Mice with combined gene knock-outs reveal essential and partially redundant functions of amyloid precursor protein family members.

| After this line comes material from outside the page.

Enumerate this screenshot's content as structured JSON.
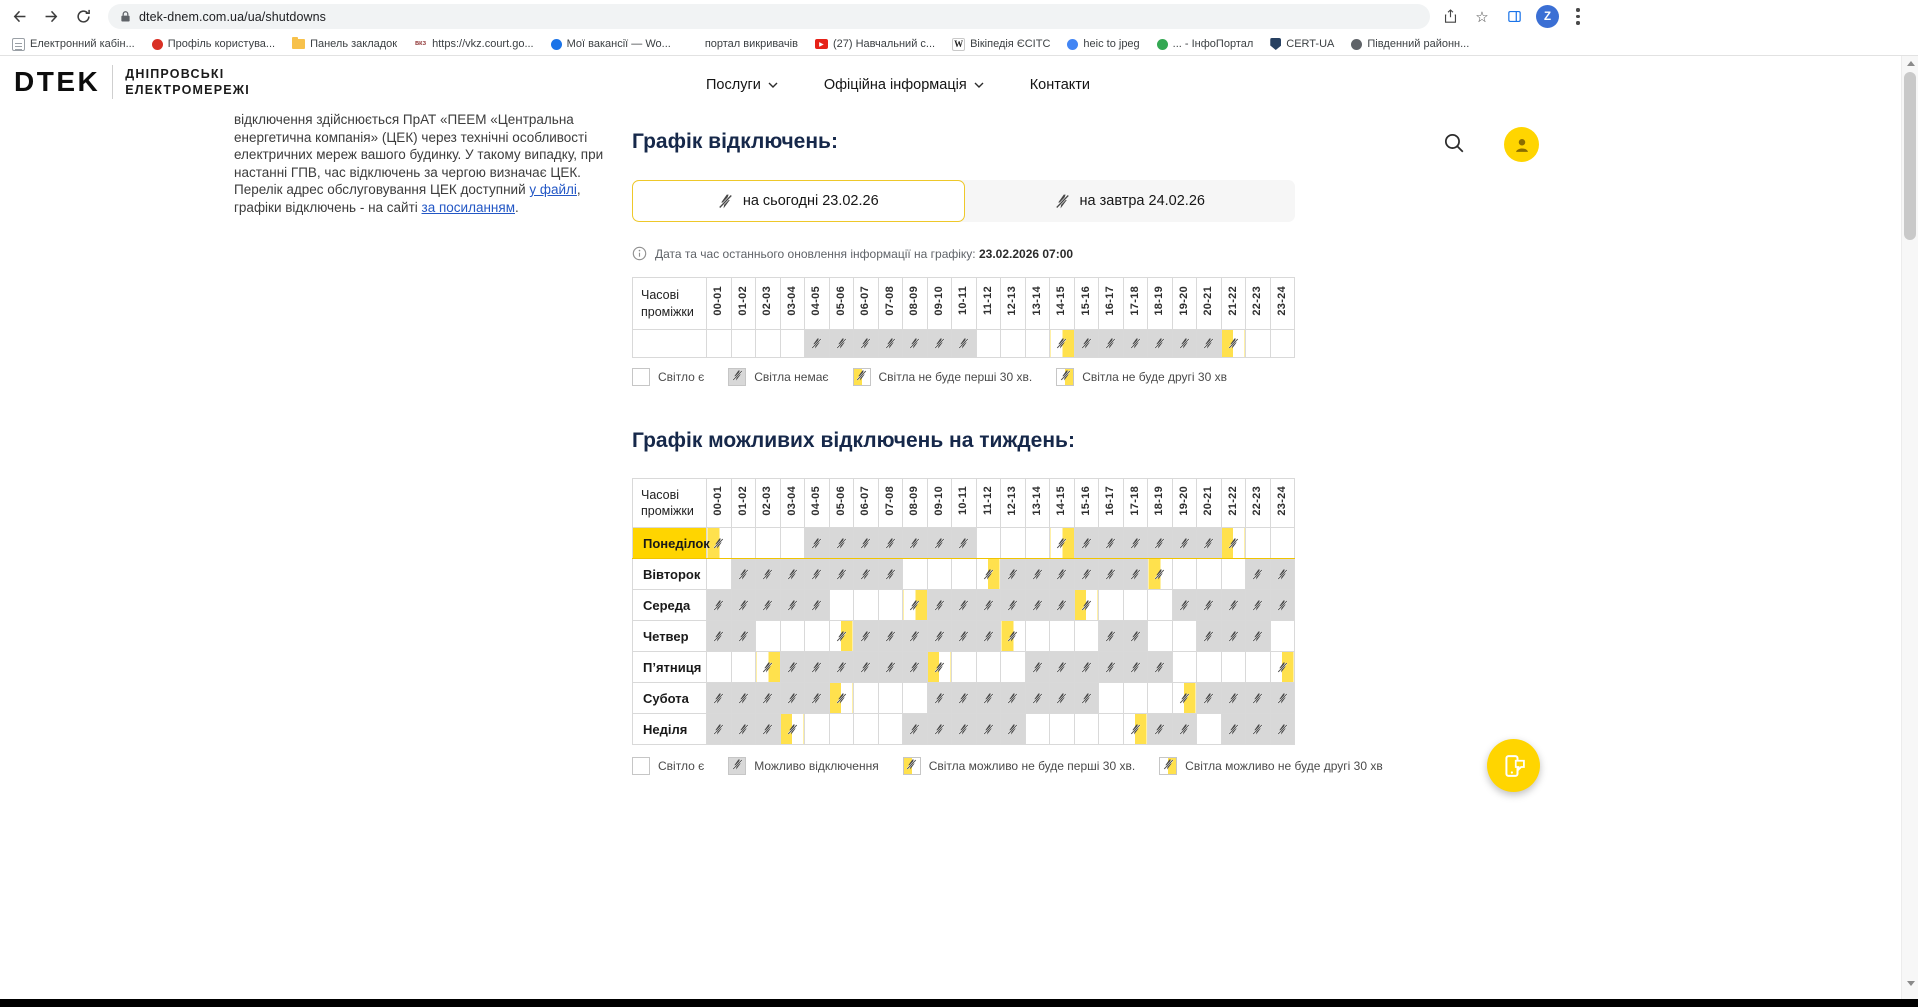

The amyloid precursor protein (APP) involved in Alzheimer's disease is a member of a larger gene family including amyloid precursor-like proteins APLP1 and APLP2. We generated and examined the phenotypes of mice lacking individual or all possible combinations of APP family members to assess potential functional redundancies within the gene family. Mice deficient for the nervous system-specific APLP1 protein showed a postnatal growth deficit as the only obvious abnormality. In contrast to this minor phenotype, APLP2(-/-)/APLP1(-/-) and APLP2(-/-)/APP(-/-) mice proved lethal early postnatally. Surprisingly, APLP1(-/-)/APP(-/-) mice were viable, apparently normal, and showed no compensatory upregulation of APLP2 expression. These data indicate redundancy between APLP2 and both other family members and corroborate a key physiological role for APLP2. This view gains further support by the observation that APLP1(-/-)/APP(-/-)/APLP2(+/-) mice display postnatal lethality. In addition, they provide genetic evidence for at least some distinct physiological roles of APP and APLP2 by demonstrating that combinations of single knock-outs with the APLP1 mutation resulted in double mutants of clearly different phenotypes, being either lethal, or viable. None of the lethal double mutants displayed, however, obvious histopathological abnormalities in the brain or any other organ examined. Moreover, cortical neurons from single or combined mutant mice showed unaltered survival rates under basal culture conditions and unaltered susceptibility to glutamate excitotoxicity in vitro.